Join war against those who discredit science – Symposium

The African scientific community has to be part of global efforts to combat misinformation and disinformation against science that is threatening future progress that the world can make through scientific research breakthroughs.

The ‘misinformation war’ against science has gained momentum globally in the recent past, putting at peril social economic development that Africa badly needs in order to catch up with the rest of the world in terms of development.

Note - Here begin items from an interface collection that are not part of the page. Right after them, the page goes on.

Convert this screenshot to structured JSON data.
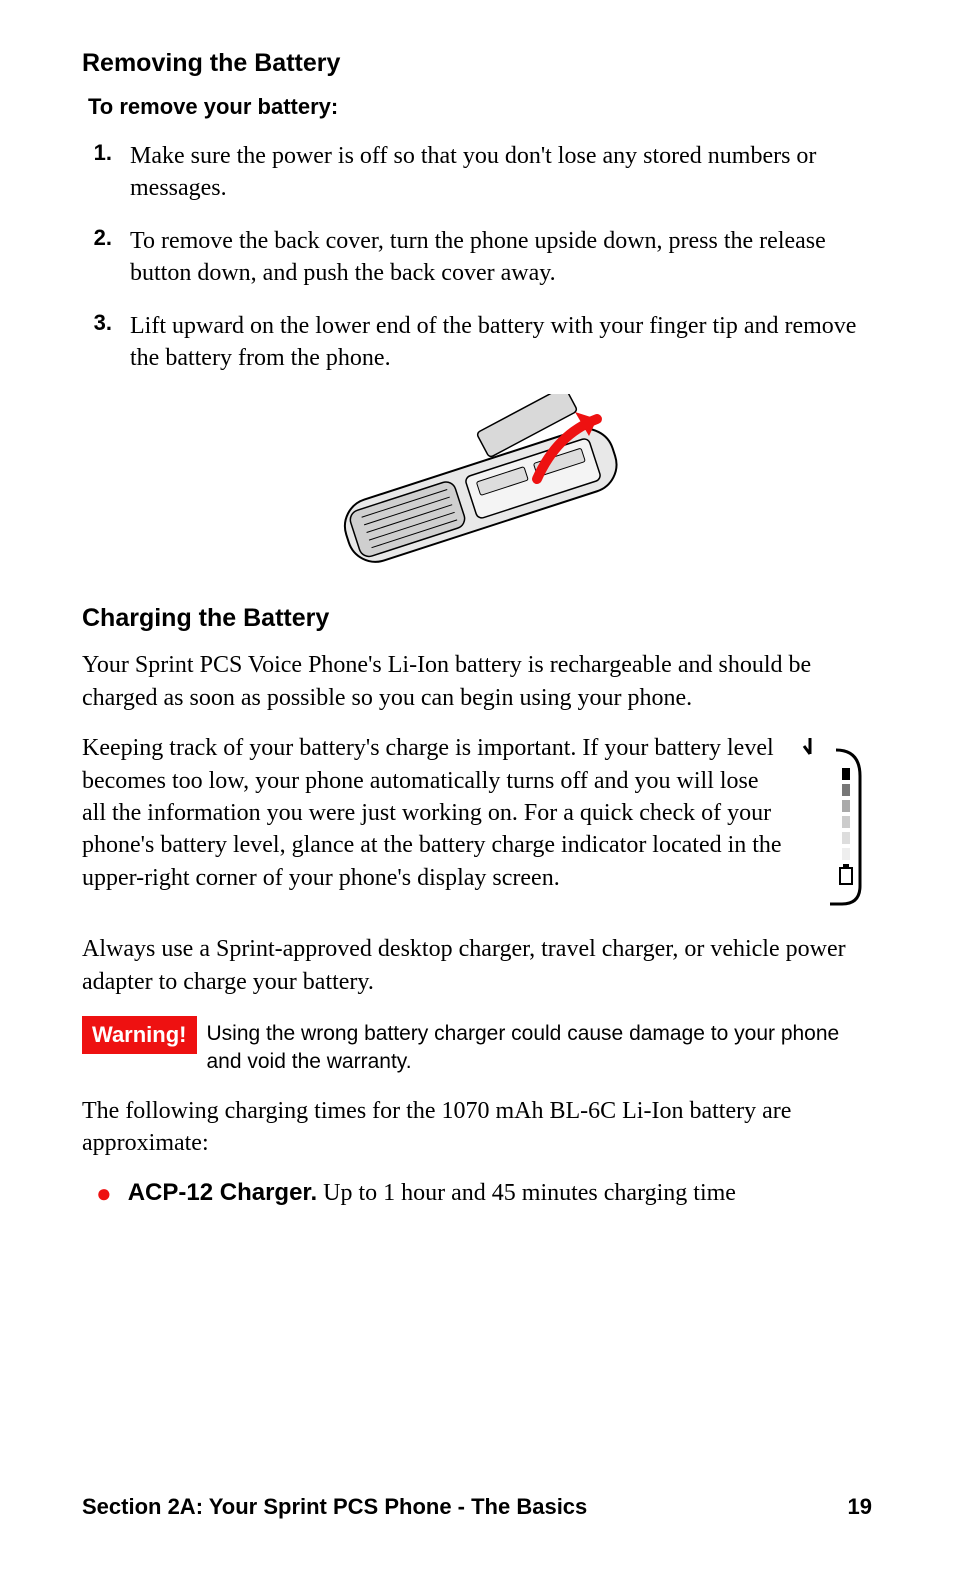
{
  "section1": {
    "heading": "Removing the Battery",
    "intro": "To remove your battery:",
    "steps": [
      {
        "num": "1.",
        "text": "Make sure the power is off so that you don't lose any stored numbers or messages."
      },
      {
        "num": "2.",
        "text": "To remove the back cover, turn the phone upside down, press the release button down, and push the back cover away."
      },
      {
        "num": "3.",
        "text": "Lift upward on the lower end of the battery with your finger tip and remove the battery from the phone."
      }
    ]
  },
  "section2": {
    "heading": "Charging the Battery",
    "para1": "Your Sprint PCS Voice Phone's Li-Ion battery is rechargeable and should be charged as soon as possible so you can begin using your phone.",
    "para2": "Keeping track of your battery's charge is important. If your battery level becomes too low, your phone automatically turns off and you will lose all the information you were just working on. For a quick check of your phone's battery level, glance at the battery charge indicator located in the upper-right corner of your phone's display screen.",
    "para3": "Always use a Sprint-approved desktop charger, travel charger, or vehicle power adapter to charge your battery.",
    "warning_label": "Warning!",
    "warning_text": "Using the wrong battery charger could cause damage to your phone and void the warranty.",
    "para4": "The following charging times for the 1070 mAh BL-6C Li-Ion battery are approximate:",
    "bullets": [
      {
        "label": "ACP-12 Charger.",
        "text": " Up to 1 hour and 45 minutes charging time"
      }
    ]
  },
  "footer": {
    "section": "Section 2A: Your Sprint PCS Phone - The Basics",
    "page": "19"
  }
}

Despite demonstration that the power of science is critical in confronting global challenges as exemplified during the recent outbreak of COVID-19, the war against it was raging in many parts of the world, which called for spirited efforts to address the negativity, said Vidar Helgesen, executive director of the Nobel Foundation, at the first event in the Nobel in Africa Symposia Series hosted by the Stellenbosch Institute for Advanced Study (STIAS).

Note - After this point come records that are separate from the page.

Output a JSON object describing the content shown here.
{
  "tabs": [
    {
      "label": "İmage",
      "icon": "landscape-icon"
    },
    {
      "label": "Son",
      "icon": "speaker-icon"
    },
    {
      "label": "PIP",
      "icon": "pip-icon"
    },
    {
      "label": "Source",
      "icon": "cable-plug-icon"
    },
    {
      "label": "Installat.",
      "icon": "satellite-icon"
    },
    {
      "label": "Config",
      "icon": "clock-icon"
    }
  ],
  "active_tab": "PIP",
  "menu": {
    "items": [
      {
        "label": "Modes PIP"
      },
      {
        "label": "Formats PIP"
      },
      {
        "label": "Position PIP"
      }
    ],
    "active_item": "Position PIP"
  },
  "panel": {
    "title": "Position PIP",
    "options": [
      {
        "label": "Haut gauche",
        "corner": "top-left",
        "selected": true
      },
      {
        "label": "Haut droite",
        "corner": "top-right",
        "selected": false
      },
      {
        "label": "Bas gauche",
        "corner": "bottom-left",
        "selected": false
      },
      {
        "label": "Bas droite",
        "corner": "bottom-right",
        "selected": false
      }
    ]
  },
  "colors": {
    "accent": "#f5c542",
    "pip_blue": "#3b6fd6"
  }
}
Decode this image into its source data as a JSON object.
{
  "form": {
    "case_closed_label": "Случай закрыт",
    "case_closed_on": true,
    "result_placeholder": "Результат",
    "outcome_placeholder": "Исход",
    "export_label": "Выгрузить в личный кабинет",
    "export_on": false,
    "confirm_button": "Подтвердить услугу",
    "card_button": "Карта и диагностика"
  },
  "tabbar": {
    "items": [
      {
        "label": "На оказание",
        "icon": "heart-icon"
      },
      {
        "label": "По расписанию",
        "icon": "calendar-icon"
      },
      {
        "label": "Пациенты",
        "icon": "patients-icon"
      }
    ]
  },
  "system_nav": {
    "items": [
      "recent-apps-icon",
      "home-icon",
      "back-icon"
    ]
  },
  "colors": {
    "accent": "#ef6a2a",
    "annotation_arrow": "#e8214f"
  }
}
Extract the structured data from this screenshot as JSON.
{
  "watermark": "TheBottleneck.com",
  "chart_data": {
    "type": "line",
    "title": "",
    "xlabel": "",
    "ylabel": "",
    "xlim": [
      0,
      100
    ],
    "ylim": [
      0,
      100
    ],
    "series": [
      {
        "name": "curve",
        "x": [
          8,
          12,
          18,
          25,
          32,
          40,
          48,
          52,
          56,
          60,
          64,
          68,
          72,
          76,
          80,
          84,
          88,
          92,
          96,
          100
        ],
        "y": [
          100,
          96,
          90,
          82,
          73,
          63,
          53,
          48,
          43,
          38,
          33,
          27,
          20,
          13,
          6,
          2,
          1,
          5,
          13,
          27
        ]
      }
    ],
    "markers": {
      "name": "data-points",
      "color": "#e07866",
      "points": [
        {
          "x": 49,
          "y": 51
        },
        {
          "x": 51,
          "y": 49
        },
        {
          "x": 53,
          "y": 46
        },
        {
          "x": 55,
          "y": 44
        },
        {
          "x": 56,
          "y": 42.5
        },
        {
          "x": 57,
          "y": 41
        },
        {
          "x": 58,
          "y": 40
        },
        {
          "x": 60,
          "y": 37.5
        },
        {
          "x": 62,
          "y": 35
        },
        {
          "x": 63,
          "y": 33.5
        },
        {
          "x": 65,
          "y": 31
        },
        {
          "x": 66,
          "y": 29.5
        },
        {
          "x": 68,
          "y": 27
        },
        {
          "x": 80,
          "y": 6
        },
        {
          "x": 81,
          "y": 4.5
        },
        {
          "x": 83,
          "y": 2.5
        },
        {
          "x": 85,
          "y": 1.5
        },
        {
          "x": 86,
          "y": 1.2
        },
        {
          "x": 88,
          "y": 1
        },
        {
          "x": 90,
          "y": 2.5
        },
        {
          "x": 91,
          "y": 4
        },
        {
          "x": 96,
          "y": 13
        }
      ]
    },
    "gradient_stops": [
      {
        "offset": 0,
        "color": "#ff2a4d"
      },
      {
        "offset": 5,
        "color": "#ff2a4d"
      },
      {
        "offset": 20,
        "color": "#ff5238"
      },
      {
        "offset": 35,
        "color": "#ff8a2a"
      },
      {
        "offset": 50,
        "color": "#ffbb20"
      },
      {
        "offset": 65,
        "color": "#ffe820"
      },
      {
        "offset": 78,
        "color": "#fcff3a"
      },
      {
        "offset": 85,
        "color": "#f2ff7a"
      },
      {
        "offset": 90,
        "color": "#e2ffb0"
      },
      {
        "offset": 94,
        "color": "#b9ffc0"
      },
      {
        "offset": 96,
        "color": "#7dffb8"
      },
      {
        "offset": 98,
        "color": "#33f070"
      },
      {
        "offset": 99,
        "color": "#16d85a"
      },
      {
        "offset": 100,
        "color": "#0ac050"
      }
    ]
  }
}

The world, more than ever before, needed an accelerated uptake of scientific knowledge to provide solutions to emerging problems that, besides disease outbreaks, include climate change, among others, he noted.

“We are telling young people that it is possible to change the world. The Nobel Prizes have demonstrated that it is within human power to effect change,” he said at the launch of the symposia series.

The prizes, in different fields of science, arts and culture, were awarded to a “global community of change-makers”, people who have “awarded the greatest benefit to humanity” through their work, he added.

There was a “shortage of hope and inspiration” around the world at the moment, Helgesen said, noting that this called for more Nobel laureates in various fields including from Africa, the continent with the least number of the world’s greats.

“The world now, more than ever before, needs renewed efforts to make breakthroughs in science, culture and peace to provide solutions to emerging and different challenges faced by humanity today,” Helgesen told attendees.

A shift in focus?

According to the Science for Africa Foundation senior manager, Judith Omumbo, directing more focus on science, technology and innovation (STI) with a bias on health, food security and livelihoods, and on the climate change and environment, will set Africa on the path to addressing its most pressing challenges and improving the lives of its people.

The Nairobi-based foundation was focused on increasing scientific productivity in Africa while supporting increased participation of women in science, besides building the capacity for research management, she explained.

Even as Africa continues to rely on the developed world for support in building its scientific capacity, South-South collaborations should be encouraged to help countries learn from each other.

The foundation was keen on supporting Africa’s “innovation space” through a variety of research grants aimed at building the capacity for early career scientists in basic and applied research.

One of the programmes the nascent foundation was implementing is the Science Policy Engagement Africa Research, or SPEAR, meant to address gaps in research.

It was also undertaking a corporate science communication programme, meant to address the “dearth of science information” in Africa, she said.

“This is a huge area for growth. A lot of our young people are reading information about football and other sports happening abroad, but nothing about science. We would like to have them read more about science,” Omumbo added.

An intellectual investment that makes sense

With Africa’s population experiencing the highest growth rate in the world and with the continent’s population expected to double by 2050, increasing “intellectual investment made a lot of sense”, said Professor Wim de Villiers, vice-chancellor of Stellenbosch University.

Despite recent challenges associated with “wrong student behaviour”, the university, he said, was committed to advancing the quest for knowledge as the core of its mandate, and it continued to view science as a service to society. It will, therefore, spare no efforts in its determination to continue doing “impactful” science, he said.

“The STIAS institute is committed to taking science to wider audiences in South Africa, to the continent and beyond,” he added.

Ahead of the Nobel in Africa Chemistry meeting in October 2023, the committee responsible was planning to set up a young researchers’ programme that will link young Africans with their young counterparts in France, said committee member Professor Fredrik Almqvist.

“While details are being worked out, the network will be an outreach programme similar to this year’s physics meeting and we have also discussed setting up a young researcher programme connecting young Swedish researchers and young researchers from Africa,” the professor of organic chemistry told University World News.

The Nobel in Africa is an initiative of STIAS under the auspices of the Nobel Foundation and the Royal Swedish Academy of Sciences. It is funded by the Knut and Alice Wallenberg Foundation.